=== DATA SHOWN ===

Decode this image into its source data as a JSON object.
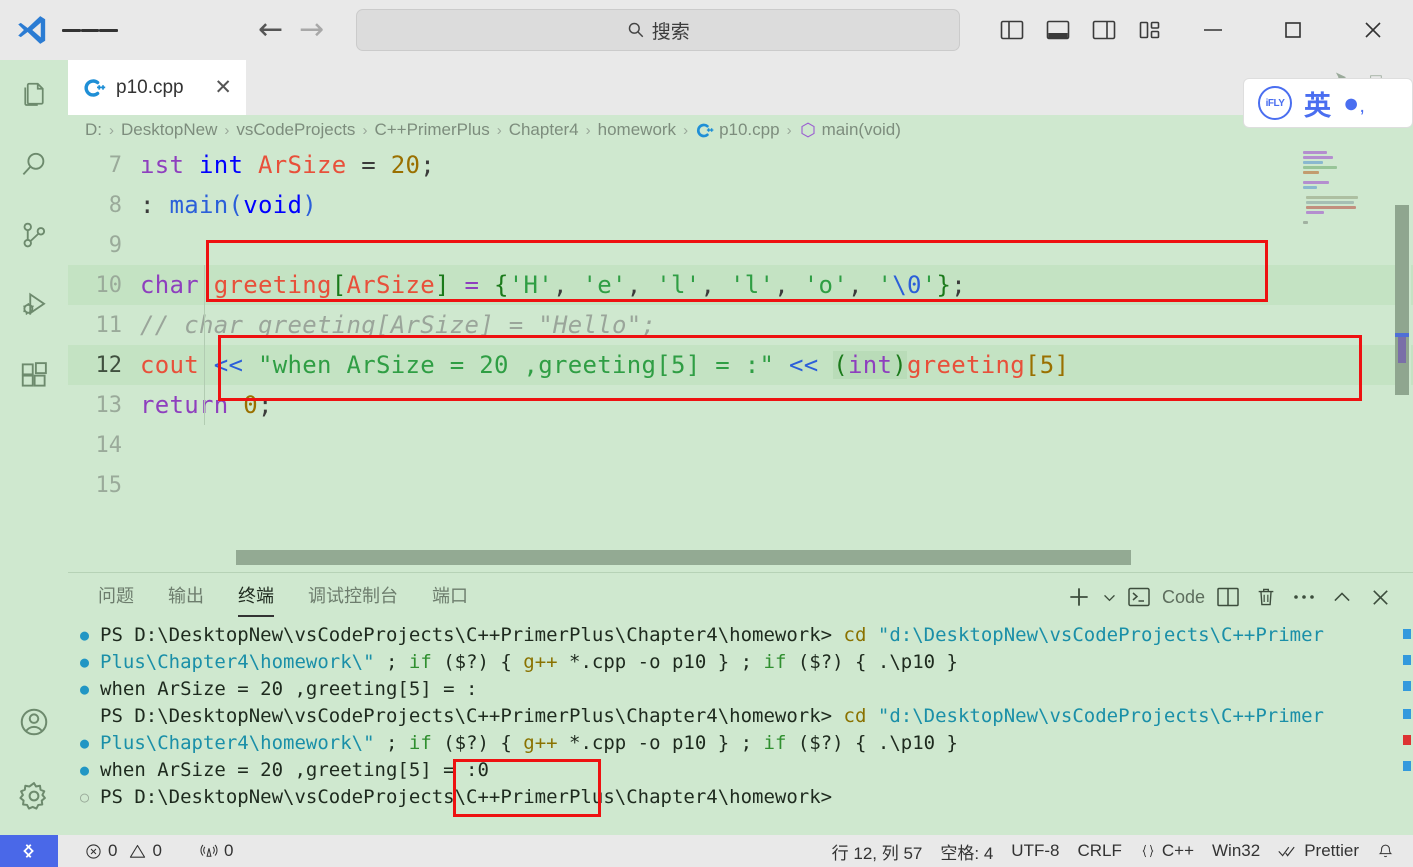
{
  "titlebar": {
    "logo_icon": "vscode-logo-icon",
    "menu_icon": "hamburger-menu-icon",
    "back_icon": "back-arrow-icon",
    "forward_icon": "forward-arrow-icon",
    "search_placeholder": "搜索",
    "search_icon": "search-icon",
    "layout_icons": [
      "toggle-primary-sidebar-icon",
      "toggle-panel-icon",
      "toggle-secondary-sidebar-icon",
      "customize-layout-icon"
    ],
    "window_controls": [
      "minimize-icon",
      "maximize-icon",
      "close-icon"
    ]
  },
  "activitybar": {
    "items": [
      {
        "name": "explorer",
        "icon": "files-icon"
      },
      {
        "name": "search",
        "icon": "search-icon"
      },
      {
        "name": "source-control",
        "icon": "source-control-icon"
      },
      {
        "name": "run-and-debug",
        "icon": "run-debug-icon"
      },
      {
        "name": "extensions",
        "icon": "extensions-icon"
      }
    ],
    "bottom": [
      {
        "name": "accounts",
        "icon": "account-icon"
      },
      {
        "name": "manage",
        "icon": "gear-icon"
      }
    ]
  },
  "tabs": [
    {
      "label": "p10.cpp",
      "icon": "cpp-file-icon",
      "close_icon": "close-icon",
      "active": true
    }
  ],
  "breadcrumb": {
    "segments": [
      "D:",
      "DesktopNew",
      "vsCodeProjects",
      "C++PrimerPlus",
      "Chapter4",
      "homework",
      "p10.cpp",
      "main(void)"
    ],
    "separator": "›",
    "file_icon": "cpp-file-icon",
    "symbol_icon": "symbol-method-icon"
  },
  "editor": {
    "lines": [
      {
        "num": "7",
        "text": "ıst int ArSize = 20;"
      },
      {
        "num": "8",
        "text": ": main(void)"
      },
      {
        "num": "9",
        "text": ""
      },
      {
        "num": "10",
        "text": "char greeting[ArSize] = {'H', 'e', 'l', 'l', 'o', '\\0'};"
      },
      {
        "num": "11",
        "text": "// char greeting[ArSize] = \"Hello\";"
      },
      {
        "num": "12",
        "text": "cout << \"when ArSize = 20 ,greeting[5] = :\" << (int)greeting[5]"
      },
      {
        "num": "13",
        "text": "return 0;"
      },
      {
        "num": "14",
        "text": ""
      },
      {
        "num": "15",
        "text": ""
      }
    ],
    "current_line": "12",
    "annotation_color": "#ee1111",
    "annotations": [
      "highlight-box-line-10",
      "highlight-box-line-12"
    ]
  },
  "panel": {
    "tabs": [
      {
        "label": "问题",
        "active": false
      },
      {
        "label": "输出",
        "active": false
      },
      {
        "label": "终端",
        "active": true
      },
      {
        "label": "调试控制台",
        "active": false
      },
      {
        "label": "端口",
        "active": false
      }
    ],
    "actions": {
      "new_terminal_icon": "plus-icon",
      "new_terminal_dropdown_icon": "chevron-down-icon",
      "shell_icon": "terminal-icon",
      "shell_label": "Code",
      "split_icon": "split-editor-icon",
      "kill_icon": "trash-icon",
      "more_icon": "ellipsis-icon",
      "maximize_icon": "chevron-up-icon",
      "close_icon": "close-icon"
    },
    "terminal_lines": [
      {
        "bullet": "filled",
        "segments": [
          {
            "t": "PS D:\\DesktopNew\\vsCodeProjects\\C++PrimerPlus\\Chapter4\\homework> ",
            "c": "white"
          },
          {
            "t": "cd ",
            "c": "yellow"
          },
          {
            "t": "\"d:\\DesktopNew\\vsCodeProjects\\C++Primer",
            "c": "cyan"
          }
        ]
      },
      {
        "bullet": "filled",
        "segments": [
          {
            "t": "Plus\\Chapter4\\homework\\\" ",
            "c": "cyan"
          },
          {
            "t": "; ",
            "c": "white"
          },
          {
            "t": "if ",
            "c": "green"
          },
          {
            "t": "($?) { ",
            "c": "white"
          },
          {
            "t": "g++ ",
            "c": "yellow"
          },
          {
            "t": "*.cpp -o p10 } ",
            "c": "white"
          },
          {
            "t": "; ",
            "c": "white"
          },
          {
            "t": "if ",
            "c": "green"
          },
          {
            "t": "($?) { ",
            "c": "white"
          },
          {
            "t": ".\\p10 }",
            "c": "white"
          }
        ]
      },
      {
        "bullet": "filled",
        "segments": [
          {
            "t": "when ArSize = 20 ,greeting[5] = :",
            "c": "white"
          }
        ]
      },
      {
        "bullet": "none",
        "segments": [
          {
            "t": "PS D:\\DesktopNew\\vsCodeProjects\\C++PrimerPlus\\Chapter4\\homework> ",
            "c": "white"
          },
          {
            "t": "cd ",
            "c": "yellow"
          },
          {
            "t": "\"d:\\DesktopNew\\vsCodeProjects\\C++Primer",
            "c": "cyan"
          }
        ]
      },
      {
        "bullet": "filled",
        "segments": [
          {
            "t": "Plus\\Chapter4\\homework\\\" ",
            "c": "cyan"
          },
          {
            "t": "; ",
            "c": "white"
          },
          {
            "t": "if ",
            "c": "green"
          },
          {
            "t": "($?) { ",
            "c": "white"
          },
          {
            "t": "g++ ",
            "c": "yellow"
          },
          {
            "t": "*.cpp -o p10 } ",
            "c": "white"
          },
          {
            "t": "; ",
            "c": "white"
          },
          {
            "t": "if ",
            "c": "green"
          },
          {
            "t": "($?) { ",
            "c": "white"
          },
          {
            "t": ".\\p10 }",
            "c": "white"
          }
        ]
      },
      {
        "bullet": "filled",
        "segments": [
          {
            "t": "when ArSize = 20 ,greeting[5] = :0",
            "c": "white"
          }
        ]
      },
      {
        "bullet": "hollow",
        "segments": [
          {
            "t": "PS D:\\DesktopNew\\vsCodeProjects\\C++PrimerPlus\\Chapter4\\homework>",
            "c": "white"
          }
        ]
      }
    ]
  },
  "statusbar": {
    "remote_icon": "remote-window-icon",
    "errors_icon": "error-icon",
    "errors": "0",
    "warnings_icon": "warning-icon",
    "warnings": "0",
    "ports_icon": "radio-tower-icon",
    "ports": "0",
    "cursor_position": "行 12, 列 57",
    "indentation": "空格: 4",
    "encoding": "UTF-8",
    "eol": "CRLF",
    "language_icon": "braces-icon",
    "language": "C++",
    "platform": "Win32",
    "formatter_icon": "check-all-icon",
    "formatter": "Prettier",
    "notifications_icon": "bell-icon"
  },
  "ifly_widget": {
    "logo": "iFLY",
    "mode": "英",
    "icons": [
      "voice-dot-icon",
      "comma-icon"
    ]
  },
  "colors": {
    "editor_background": "#cfe8cf",
    "titlebar_background": "#e9e9e9",
    "accent": "#4a68e8",
    "annotation_red": "#ee1111",
    "active_tab_background": "#ffffff"
  }
}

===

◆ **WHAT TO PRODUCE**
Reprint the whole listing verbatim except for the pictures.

◆ **WRITTEN RESPONSE**
Decode this image into its source data as a JSON object.
{
  "titlebar": {
    "logo_icon": "vscode-logo-icon",
    "menu_icon": "hamburger-menu-icon",
    "back_icon": "back-arrow-icon",
    "forward_icon": "forward-arrow-icon",
    "search_placeholder": "搜索",
    "search_icon": "search-icon",
    "layout_icons": [
      "toggle-primary-sidebar-icon",
      "toggle-panel-icon",
      "toggle-secondary-sidebar-icon",
      "customize-layout-icon"
    ],
    "window_controls": [
      "minimize-icon",
      "maximize-icon",
      "close-icon"
    ]
  },
  "activitybar": {
    "items": [
      {
        "name": "explorer",
        "icon": "files-icon"
      },
      {
        "name": "search",
        "icon": "search-icon"
      },
      {
        "name": "source-control",
        "icon": "source-control-icon"
      },
      {
        "name": "run-and-debug",
        "icon": "run-debug-icon"
      },
      {
        "name": "extensions",
        "icon": "extensions-icon"
      }
    ],
    "bottom": [
      {
        "name": "accounts",
        "icon": "account-icon"
      },
      {
        "name": "manage",
        "icon": "gear-icon"
      }
    ]
  },
  "tabs": [
    {
      "label": "p10.cpp",
      "icon": "cpp-file-icon",
      "close_icon": "close-icon",
      "active": true
    }
  ],
  "breadcrumb": {
    "segments": [
      "D:",
      "DesktopNew",
      "vsCodeProjects",
      "C++PrimerPlus",
      "Chapter4",
      "homework",
      "p10.cpp",
      "main(void)"
    ],
    "separator": "›",
    "file_icon": "cpp-file-icon",
    "symbol_icon": "symbol-method-icon"
  },
  "editor": {
    "lines": [
      {
        "num": "7",
        "text": "ıst int ArSize = 20;"
      },
      {
        "num": "8",
        "text": ": main(void)"
      },
      {
        "num": "9",
        "text": ""
      },
      {
        "num": "10",
        "text": "char greeting[ArSize] = {'H', 'e', 'l', 'l', 'o', '\\0'};"
      },
      {
        "num": "11",
        "text": "// char greeting[ArSize] = \"Hello\";"
      },
      {
        "num": "12",
        "text": "cout << \"when ArSize = 20 ,greeting[5] = :\" << (int)greeting[5]"
      },
      {
        "num": "13",
        "text": "return 0;"
      },
      {
        "num": "14",
        "text": ""
      },
      {
        "num": "15",
        "text": ""
      }
    ],
    "current_line": "12",
    "annotation_color": "#ee1111",
    "annotations": [
      "highlight-box-line-10",
      "highlight-box-line-12"
    ]
  },
  "panel": {
    "tabs": [
      {
        "label": "问题",
        "active": false
      },
      {
        "label": "输出",
        "active": false
      },
      {
        "label": "终端",
        "active": true
      },
      {
        "label": "调试控制台",
        "active": false
      },
      {
        "label": "端口",
        "active": false
      }
    ],
    "actions": {
      "new_terminal_icon": "plus-icon",
      "new_terminal_dropdown_icon": "chevron-down-icon",
      "shell_icon": "terminal-icon",
      "shell_label": "Code",
      "split_icon": "split-editor-icon",
      "kill_icon": "trash-icon",
      "more_icon": "ellipsis-icon",
      "maximize_icon": "chevron-up-icon",
      "close_icon": "close-icon"
    },
    "terminal_lines": [
      {
        "bullet": "filled",
        "segments": [
          {
            "t": "PS D:\\DesktopNew\\vsCodeProjects\\C++PrimerPlus\\Chapter4\\homework> ",
            "c": "white"
          },
          {
            "t": "cd ",
            "c": "yellow"
          },
          {
            "t": "\"d:\\DesktopNew\\vsCodeProjects\\C++Primer",
            "c": "cyan"
          }
        ]
      },
      {
        "bullet": "filled",
        "segments": [
          {
            "t": "Plus\\Chapter4\\homework\\\" ",
            "c": "cyan"
          },
          {
            "t": "; ",
            "c": "white"
          },
          {
            "t": "if ",
            "c": "green"
          },
          {
            "t": "($?) { ",
            "c": "white"
          },
          {
            "t": "g++ ",
            "c": "yellow"
          },
          {
            "t": "*.cpp -o p10 } ",
            "c": "white"
          },
          {
            "t": "; ",
            "c": "white"
          },
          {
            "t": "if ",
            "c": "green"
          },
          {
            "t": "($?) { ",
            "c": "white"
          },
          {
            "t": ".\\p10 }",
            "c": "white"
          }
        ]
      },
      {
        "bullet": "filled",
        "segments": [
          {
            "t": "when ArSize = 20 ,greeting[5] = :",
            "c": "white"
          }
        ]
      },
      {
        "bullet": "none",
        "segments": [
          {
            "t": "PS D:\\DesktopNew\\vsCodeProjects\\C++PrimerPlus\\Chapter4\\homework> ",
            "c": "white"
          },
          {
            "t": "cd ",
            "c": "yellow"
          },
          {
            "t": "\"d:\\DesktopNew\\vsCodeProjects\\C++Primer",
            "c": "cyan"
          }
        ]
      },
      {
        "bullet": "filled",
        "segments": [
          {
            "t": "Plus\\Chapter4\\homework\\\" ",
            "c": "cyan"
          },
          {
            "t": "; ",
            "c": "white"
          },
          {
            "t": "if ",
            "c": "green"
          },
          {
            "t": "($?) { ",
            "c": "white"
          },
          {
            "t": "g++ ",
            "c": "yellow"
          },
          {
            "t": "*.cpp -o p10 } ",
            "c": "white"
          },
          {
            "t": "; ",
            "c": "white"
          },
          {
            "t": "if ",
            "c": "green"
          },
          {
            "t": "($?) { ",
            "c": "white"
          },
          {
            "t": ".\\p10 }",
            "c": "white"
          }
        ]
      },
      {
        "bullet": "filled",
        "segments": [
          {
            "t": "when ArSize = 20 ,greeting[5] = :0",
            "c": "white"
          }
        ]
      },
      {
        "bullet": "hollow",
        "segments": [
          {
            "t": "PS D:\\DesktopNew\\vsCodeProjects\\C++PrimerPlus\\Chapter4\\homework>",
            "c": "white"
          }
        ]
      }
    ]
  },
  "statusbar": {
    "remote_icon": "remote-window-icon",
    "errors_icon": "error-icon",
    "errors": "0",
    "warnings_icon": "warning-icon",
    "warnings": "0",
    "ports_icon": "radio-tower-icon",
    "ports": "0",
    "cursor_position": "行 12, 列 57",
    "indentation": "空格: 4",
    "encoding": "UTF-8",
    "eol": "CRLF",
    "language_icon": "braces-icon",
    "language": "C++",
    "platform": "Win32",
    "formatter_icon": "check-all-icon",
    "formatter": "Prettier",
    "notifications_icon": "bell-icon"
  },
  "ifly_widget": {
    "logo": "iFLY",
    "mode": "英",
    "icons": [
      "voice-dot-icon",
      "comma-icon"
    ]
  },
  "colors": {
    "editor_background": "#cfe8cf",
    "titlebar_background": "#e9e9e9",
    "accent": "#4a68e8",
    "annotation_red": "#ee1111",
    "active_tab_background": "#ffffff"
  }
}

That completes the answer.